BEGIN THE RECORDS
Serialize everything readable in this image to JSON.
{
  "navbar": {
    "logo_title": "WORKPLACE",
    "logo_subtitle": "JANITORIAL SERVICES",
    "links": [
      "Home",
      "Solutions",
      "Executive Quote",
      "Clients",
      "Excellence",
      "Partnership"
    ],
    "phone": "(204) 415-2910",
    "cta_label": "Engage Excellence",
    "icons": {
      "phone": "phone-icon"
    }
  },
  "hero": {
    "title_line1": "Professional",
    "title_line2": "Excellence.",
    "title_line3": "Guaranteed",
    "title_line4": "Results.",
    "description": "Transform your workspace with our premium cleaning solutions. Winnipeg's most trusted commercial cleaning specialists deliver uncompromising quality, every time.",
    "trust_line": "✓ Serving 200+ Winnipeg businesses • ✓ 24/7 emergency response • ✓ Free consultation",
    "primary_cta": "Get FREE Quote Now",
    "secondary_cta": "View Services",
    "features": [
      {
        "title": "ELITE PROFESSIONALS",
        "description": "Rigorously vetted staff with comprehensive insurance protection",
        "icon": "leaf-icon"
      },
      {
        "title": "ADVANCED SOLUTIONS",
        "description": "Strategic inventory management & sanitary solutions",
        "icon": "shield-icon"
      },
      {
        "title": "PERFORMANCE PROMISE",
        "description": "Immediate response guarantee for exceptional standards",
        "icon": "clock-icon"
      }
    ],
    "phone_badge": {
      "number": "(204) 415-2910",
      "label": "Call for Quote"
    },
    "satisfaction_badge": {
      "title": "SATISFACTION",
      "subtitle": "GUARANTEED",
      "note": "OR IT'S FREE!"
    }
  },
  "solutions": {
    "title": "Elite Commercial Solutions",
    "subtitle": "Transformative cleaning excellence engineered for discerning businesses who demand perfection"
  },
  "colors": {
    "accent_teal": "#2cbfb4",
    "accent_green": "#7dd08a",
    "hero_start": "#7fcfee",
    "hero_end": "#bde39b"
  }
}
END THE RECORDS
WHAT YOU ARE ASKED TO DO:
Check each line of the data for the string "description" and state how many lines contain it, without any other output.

EXERCISE ANSWER:
4